You might be familiar with the Palio, a saddle-free horse race that takes place every year, famously in Sienna but also in other Italian cities. Asti, located in northwest Piedmont, boasts the oldest recorded bareback horse race in Italian history, dating back to 1275. It has taken place almost constantly since, bar two periods – lasting 70 years and 30 years respectively – in the nineteenth and twentieth centuries.

Palio di AstiMany horses, no saddles

The race, which sees each participating horse represent various districts and neighbourhoods within Piedmont, takes place in triangular square the Piazza Alfieri on every third Sunday in September. There two objectives. First and most obvious, win! The triumphant region is awarded a highly coveted drape which depicts the image of San Secondo, the city’s patron saint.

The second objective is to avoid coming last, because the consolation prize is an anchovy salad. Also up for grabs: a bag of silver coins, a set of spurs, a live rooster, and a cockade (like a rosette). Nice. If the jockey should fall off – and they often do – the horse may continue to run the race. Indeed, jockey-less horses have been known to win in the past.

On the morning of the race, each horse is benedicted in the church of their district or municipality. In this instance, ‘in’ is not a typo; the horse is quite literally led inside the church. Incidentally, a ‘look-a-like’ horse is used for this bit, in case the ceremony freaks the horse out (likely) and it refuses to race.

With imposter horses well and truly blessed, a historic procession begins in the town centre, featuring more than 1,200 people dressed in traditional medieval costumes waving huge flags around and generally looking cool as hell. Highlights included a live chicken being paraded about in a palanquin (a covered litter) and a man who was quite literally dressed as a swamp.

Palio di AstiEven the horses get clothes | Photo: Vittorio Ubertone

The race is split into sections: three races of seven riders, and a final of nine made up of the top three from each heat. Once the horses are in line, and the mossiere has signalled that the race can begin, the three-lap circuit takes around two minutes to complete. Those who aren’t familiar with horses might wonder how eight minutes of racing could possibly fill an entire afternoon. Those who are will wonder why it doesn’t take longer.

Turns out, trying to organise seven horses in a straight line against a backdrop of a roaring crowd just once would be considered a tough gig. But four times? Enough reason to sneak off for an afternoon aperitivo if ever we’ve heard one.

Thankfully, Giulio Cocchi had the fabulous idea of opening a series of bars when he founded the Cocchi brand back in 1891, stocked with his vermouths, aromatised wines and sparkling tipples. One of them, Bar Cocchi, remains in the heart of Asti to this day, dishing out Negroni Sbagliato, Vermouth & Tonic, Americano Royale, and just about every other style of aperitivo you can dream up.

CocchiHorse wrangling or aperitvo? We know what choice we’d make…

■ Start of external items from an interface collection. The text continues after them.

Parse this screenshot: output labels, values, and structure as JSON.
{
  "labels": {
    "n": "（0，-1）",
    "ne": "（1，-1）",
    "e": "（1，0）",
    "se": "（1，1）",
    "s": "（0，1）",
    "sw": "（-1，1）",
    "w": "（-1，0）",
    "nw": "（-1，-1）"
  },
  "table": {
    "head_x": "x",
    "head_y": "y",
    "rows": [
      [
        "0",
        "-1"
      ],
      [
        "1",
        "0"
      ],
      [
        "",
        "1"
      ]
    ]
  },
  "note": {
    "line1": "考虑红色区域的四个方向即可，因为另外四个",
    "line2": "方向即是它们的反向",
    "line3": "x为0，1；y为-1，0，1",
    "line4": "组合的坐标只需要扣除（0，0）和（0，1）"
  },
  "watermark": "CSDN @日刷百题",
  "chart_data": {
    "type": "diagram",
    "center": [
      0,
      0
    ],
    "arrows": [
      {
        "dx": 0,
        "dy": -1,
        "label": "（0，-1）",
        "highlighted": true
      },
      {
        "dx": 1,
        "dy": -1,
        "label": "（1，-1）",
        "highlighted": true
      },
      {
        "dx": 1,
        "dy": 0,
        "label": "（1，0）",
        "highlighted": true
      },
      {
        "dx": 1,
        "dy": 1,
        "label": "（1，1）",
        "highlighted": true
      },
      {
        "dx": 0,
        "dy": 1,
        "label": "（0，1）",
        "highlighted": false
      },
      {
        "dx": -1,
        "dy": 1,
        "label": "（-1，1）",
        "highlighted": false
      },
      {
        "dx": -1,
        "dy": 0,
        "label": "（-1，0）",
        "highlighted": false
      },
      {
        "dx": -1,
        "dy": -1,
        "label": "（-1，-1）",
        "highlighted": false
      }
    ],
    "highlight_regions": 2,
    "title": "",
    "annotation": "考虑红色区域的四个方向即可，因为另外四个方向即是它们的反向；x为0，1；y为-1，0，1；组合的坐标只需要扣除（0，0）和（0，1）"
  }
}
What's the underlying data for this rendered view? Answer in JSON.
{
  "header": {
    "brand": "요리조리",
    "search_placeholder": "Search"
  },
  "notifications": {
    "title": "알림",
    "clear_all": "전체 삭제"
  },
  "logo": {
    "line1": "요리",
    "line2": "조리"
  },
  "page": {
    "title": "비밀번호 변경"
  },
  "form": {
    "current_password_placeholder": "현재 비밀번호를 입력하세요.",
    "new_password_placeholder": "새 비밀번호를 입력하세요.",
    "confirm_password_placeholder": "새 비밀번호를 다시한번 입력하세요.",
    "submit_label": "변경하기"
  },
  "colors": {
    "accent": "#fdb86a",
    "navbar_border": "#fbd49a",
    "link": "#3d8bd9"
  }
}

By the time the final race comes around, bums are firmly on seats. The Palio might be a convivial tradition, but it’s underscored with a competitive streak. Neighbourhoods convene in groups, wearing their traditional colours, hollering in chorus. The mood is tense.

As the winning horse crosses the line – this year representing Moncalvo – the crowd erupts; elated locals from the neighbourhood jump the barriers and flood the dirt track, cheering, weeping and hugging one another.

The group take to the streets in an impromptu procession, banging drums and chanting, with the jockey leading the way. It’s the World Cup of bareback horse racing, and Moncalvo are taking home the trophy for the first time since 1995. Result.

Next week, we delve into the history of Cocchi winery, get a sneak peek at production, and explore the world of Futurist cocktails…